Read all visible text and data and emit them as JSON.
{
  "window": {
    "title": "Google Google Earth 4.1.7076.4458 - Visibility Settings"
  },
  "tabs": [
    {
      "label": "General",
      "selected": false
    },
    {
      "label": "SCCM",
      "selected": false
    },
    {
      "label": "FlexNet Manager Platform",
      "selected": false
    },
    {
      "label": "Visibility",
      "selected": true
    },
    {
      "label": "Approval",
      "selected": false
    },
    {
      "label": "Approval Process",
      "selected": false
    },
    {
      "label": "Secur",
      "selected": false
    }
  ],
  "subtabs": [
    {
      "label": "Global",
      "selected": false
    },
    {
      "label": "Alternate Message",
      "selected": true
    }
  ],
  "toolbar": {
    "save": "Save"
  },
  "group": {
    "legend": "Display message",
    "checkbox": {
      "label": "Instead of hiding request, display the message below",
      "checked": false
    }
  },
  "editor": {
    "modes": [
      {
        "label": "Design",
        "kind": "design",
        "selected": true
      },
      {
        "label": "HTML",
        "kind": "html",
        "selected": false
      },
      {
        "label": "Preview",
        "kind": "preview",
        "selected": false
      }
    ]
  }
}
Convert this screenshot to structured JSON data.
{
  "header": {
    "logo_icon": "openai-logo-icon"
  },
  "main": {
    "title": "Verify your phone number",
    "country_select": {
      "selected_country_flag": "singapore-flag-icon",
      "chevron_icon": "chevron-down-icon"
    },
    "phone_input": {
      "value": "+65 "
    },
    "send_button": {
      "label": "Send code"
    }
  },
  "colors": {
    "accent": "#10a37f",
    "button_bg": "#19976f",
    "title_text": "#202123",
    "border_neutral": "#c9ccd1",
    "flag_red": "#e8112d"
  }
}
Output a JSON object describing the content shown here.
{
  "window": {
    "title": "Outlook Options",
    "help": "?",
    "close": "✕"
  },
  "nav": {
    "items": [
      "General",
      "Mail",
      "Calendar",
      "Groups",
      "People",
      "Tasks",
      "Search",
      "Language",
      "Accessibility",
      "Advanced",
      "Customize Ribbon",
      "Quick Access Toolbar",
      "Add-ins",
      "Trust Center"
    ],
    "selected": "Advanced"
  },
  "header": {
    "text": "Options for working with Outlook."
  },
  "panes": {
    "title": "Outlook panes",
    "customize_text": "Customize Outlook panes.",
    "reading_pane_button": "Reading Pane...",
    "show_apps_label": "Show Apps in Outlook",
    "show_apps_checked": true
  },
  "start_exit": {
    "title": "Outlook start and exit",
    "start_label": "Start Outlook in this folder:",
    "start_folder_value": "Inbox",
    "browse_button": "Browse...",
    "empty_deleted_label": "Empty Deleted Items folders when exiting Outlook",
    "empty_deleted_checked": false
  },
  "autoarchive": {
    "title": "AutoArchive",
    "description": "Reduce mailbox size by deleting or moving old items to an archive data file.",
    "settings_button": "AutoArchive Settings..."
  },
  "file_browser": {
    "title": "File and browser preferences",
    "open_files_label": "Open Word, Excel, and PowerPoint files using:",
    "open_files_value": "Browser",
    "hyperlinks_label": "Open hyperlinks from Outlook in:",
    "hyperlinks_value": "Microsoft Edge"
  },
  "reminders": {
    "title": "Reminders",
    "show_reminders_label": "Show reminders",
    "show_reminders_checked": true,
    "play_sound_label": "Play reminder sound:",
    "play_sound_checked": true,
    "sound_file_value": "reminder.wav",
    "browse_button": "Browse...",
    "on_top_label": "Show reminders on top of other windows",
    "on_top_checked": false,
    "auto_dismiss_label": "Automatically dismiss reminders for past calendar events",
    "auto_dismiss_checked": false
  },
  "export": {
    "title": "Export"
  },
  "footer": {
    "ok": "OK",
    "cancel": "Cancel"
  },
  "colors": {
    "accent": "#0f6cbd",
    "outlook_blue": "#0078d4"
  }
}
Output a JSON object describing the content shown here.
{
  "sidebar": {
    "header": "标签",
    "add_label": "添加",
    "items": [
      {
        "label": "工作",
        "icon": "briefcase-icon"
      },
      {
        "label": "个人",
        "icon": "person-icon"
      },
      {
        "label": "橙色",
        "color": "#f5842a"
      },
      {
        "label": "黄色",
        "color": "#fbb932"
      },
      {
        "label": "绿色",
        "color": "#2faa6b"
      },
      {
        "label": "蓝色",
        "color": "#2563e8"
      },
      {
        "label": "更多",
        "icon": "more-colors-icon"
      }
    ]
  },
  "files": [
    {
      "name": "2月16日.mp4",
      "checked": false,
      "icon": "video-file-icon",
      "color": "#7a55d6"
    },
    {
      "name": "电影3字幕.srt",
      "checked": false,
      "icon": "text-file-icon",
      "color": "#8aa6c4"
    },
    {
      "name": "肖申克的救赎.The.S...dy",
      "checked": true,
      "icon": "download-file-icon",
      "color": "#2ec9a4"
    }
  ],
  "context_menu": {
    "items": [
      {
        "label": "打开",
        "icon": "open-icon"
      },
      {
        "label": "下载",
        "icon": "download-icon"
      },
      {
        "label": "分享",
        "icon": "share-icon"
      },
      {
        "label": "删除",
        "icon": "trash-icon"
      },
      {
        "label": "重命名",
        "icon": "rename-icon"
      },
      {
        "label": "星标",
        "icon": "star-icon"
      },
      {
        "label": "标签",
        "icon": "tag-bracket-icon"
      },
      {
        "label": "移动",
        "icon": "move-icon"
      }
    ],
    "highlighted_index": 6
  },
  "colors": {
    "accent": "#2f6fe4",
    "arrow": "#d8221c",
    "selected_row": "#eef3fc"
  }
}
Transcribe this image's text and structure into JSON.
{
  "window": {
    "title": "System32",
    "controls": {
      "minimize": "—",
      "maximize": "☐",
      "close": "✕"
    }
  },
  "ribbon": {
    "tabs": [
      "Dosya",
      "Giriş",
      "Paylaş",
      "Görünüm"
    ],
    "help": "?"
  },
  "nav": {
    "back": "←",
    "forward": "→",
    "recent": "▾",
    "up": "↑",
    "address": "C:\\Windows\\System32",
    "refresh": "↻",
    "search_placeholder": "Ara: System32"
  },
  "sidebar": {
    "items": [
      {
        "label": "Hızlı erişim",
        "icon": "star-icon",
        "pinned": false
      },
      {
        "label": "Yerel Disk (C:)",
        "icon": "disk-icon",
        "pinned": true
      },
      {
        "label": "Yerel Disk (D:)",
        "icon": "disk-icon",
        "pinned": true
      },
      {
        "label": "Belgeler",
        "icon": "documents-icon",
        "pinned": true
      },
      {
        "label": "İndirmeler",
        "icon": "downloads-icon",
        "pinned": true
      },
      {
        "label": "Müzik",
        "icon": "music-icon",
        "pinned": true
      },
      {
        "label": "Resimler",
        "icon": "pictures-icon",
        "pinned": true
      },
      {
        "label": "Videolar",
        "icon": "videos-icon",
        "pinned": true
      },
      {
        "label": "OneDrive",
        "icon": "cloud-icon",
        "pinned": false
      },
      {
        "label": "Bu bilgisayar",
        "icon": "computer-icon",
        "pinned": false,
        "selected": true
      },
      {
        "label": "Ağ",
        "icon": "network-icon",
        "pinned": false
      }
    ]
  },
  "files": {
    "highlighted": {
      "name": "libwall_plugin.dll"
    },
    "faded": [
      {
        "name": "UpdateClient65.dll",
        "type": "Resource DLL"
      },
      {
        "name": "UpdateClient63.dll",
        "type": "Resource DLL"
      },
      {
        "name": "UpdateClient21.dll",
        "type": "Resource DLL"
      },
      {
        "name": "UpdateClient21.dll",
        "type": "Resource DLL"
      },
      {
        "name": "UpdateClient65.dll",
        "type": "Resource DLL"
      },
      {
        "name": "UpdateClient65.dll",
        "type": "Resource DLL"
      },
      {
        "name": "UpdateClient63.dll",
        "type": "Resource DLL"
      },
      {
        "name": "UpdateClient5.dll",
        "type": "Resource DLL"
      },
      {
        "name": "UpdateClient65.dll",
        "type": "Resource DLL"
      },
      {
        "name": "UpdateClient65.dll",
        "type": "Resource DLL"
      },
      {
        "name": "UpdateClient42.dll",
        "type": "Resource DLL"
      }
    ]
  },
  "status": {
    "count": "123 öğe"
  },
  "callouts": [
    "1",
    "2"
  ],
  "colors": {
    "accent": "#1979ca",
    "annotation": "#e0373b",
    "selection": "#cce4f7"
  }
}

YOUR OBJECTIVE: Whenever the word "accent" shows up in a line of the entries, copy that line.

ANSWER TO THE PROBLEM:
    "accent": "#10a37f",
    "accent": "#0f6cbd",
    "accent": "#2f6fe4",
    "accent": "#1979ca",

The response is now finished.